Here is the spec per the documentation:
- 8.3Dbd gain vhf 144mhz-148mhz
- 11.7Dbd gain uhf 430mhz-450mhz
- Heavy-duty fiberglass construction
Before mounting I tested a few far-off repeaters on VHF and UHF and recorded their signal reports. I also monitored various marine frequencies, presumably from nearby Dana Point. With the J pole antenna I can only faintly pickup just a handful of marine channels.
I installed the 17′ antenna on a 10′ 1.25″ piece of steel conduit that I painted white, to match the antenna. The push up pole is mounted atop our back yard trellis, which is ~10′ tall. Ground to the antenna base is about 19′ up, and ground to antenna tip is about 36′. No guy wires necessary as the steel conduit is very rigid.
Now to the on-air results! I was very pleased to find both VHF and UHF reception increased markedly. I’m only using the digital bar meter on my FT-7800R to compare, but VHF jumped from 5 to 7 ‘bars’ and UHF went from 4 to 6 bars. Additionally, I can hear a whole host of new chatter on the marine frequencies. SWR is either good or perfect across 2 meter and 70cm. The highest SWR was on the bottom of 2 meter and reached a peak of 1.7:1. The middle to top of the band was 1:1.
So far I’m pleased. I’m a bit skeptical, however, because the reviews on eHam are a mixed bag. Southern CA is very dry by nature, so hopefully the moisture issue that’s plagued many others won’t be such an issue here.

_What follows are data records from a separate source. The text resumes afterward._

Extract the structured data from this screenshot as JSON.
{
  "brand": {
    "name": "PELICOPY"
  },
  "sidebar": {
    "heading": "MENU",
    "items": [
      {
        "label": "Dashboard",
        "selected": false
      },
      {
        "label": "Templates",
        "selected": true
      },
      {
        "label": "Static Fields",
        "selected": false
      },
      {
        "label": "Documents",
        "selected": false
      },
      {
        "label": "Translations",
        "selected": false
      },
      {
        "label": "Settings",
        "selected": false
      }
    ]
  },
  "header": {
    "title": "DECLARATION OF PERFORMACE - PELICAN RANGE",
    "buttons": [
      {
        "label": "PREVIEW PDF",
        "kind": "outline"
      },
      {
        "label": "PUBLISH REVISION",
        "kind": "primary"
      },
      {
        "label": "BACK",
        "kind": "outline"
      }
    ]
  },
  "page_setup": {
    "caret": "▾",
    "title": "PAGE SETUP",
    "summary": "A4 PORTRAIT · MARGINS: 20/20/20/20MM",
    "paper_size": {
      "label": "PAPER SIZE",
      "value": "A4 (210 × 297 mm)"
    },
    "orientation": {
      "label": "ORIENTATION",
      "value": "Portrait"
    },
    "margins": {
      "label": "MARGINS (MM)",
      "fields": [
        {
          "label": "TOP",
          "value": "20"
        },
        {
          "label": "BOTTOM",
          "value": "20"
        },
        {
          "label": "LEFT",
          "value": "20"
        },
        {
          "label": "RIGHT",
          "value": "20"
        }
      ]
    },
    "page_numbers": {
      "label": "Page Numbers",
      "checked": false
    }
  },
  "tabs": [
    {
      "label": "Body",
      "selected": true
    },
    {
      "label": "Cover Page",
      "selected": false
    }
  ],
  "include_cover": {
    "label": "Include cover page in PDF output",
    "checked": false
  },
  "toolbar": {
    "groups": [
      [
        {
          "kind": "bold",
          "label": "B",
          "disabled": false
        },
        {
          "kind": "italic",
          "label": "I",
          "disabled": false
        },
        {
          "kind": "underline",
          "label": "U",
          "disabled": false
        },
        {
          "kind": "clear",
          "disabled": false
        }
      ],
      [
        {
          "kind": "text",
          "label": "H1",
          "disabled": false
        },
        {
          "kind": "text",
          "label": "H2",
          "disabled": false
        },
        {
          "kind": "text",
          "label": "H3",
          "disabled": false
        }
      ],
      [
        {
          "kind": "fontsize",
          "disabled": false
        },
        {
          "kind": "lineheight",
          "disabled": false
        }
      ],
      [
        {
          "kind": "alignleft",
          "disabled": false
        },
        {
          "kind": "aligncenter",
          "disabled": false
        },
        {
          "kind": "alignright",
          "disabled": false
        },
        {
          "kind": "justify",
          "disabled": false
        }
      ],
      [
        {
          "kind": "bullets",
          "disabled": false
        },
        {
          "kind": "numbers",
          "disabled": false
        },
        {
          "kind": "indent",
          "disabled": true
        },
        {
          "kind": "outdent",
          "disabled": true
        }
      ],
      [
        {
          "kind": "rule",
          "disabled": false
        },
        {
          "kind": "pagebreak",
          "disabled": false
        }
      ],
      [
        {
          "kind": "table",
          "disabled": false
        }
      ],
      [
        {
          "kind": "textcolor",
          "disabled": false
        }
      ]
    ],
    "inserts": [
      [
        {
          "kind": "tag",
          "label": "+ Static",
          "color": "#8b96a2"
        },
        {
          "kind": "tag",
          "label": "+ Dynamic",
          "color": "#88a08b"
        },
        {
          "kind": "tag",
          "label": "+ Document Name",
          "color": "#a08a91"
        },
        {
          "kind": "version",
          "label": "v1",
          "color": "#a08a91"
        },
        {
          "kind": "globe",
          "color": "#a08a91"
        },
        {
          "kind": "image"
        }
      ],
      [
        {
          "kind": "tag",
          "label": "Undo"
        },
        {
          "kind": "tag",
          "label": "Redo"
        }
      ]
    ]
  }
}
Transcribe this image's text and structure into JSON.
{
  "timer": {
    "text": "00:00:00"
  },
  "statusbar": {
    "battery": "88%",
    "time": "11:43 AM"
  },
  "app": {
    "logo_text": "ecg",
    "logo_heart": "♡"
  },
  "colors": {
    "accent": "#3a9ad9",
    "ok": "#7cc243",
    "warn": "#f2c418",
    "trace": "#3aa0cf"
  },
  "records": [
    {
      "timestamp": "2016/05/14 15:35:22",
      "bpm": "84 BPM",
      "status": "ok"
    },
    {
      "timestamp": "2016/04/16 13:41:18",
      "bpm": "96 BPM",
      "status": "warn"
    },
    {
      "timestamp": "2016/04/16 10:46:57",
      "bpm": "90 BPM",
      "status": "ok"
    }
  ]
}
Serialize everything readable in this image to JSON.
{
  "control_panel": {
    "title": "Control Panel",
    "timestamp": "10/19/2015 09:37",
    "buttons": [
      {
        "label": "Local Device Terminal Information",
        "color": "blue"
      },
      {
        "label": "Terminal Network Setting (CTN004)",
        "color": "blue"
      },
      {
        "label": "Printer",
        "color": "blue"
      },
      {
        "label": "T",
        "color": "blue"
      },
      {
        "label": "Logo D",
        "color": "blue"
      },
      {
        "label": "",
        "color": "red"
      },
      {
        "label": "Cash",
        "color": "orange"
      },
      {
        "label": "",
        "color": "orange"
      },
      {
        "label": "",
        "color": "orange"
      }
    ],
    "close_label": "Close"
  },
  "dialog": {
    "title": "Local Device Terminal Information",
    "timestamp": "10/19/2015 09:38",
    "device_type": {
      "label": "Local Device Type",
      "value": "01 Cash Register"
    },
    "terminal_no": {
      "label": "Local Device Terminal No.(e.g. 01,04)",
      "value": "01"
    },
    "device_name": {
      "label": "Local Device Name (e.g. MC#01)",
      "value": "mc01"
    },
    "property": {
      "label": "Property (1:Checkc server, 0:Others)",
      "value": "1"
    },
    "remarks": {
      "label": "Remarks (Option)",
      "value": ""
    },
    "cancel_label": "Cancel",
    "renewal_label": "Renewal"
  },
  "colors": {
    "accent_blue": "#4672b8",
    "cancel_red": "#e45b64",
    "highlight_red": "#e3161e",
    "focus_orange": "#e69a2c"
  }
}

I’ll be sure to keep my SWR meter connected to make sure I don’t miss a problem!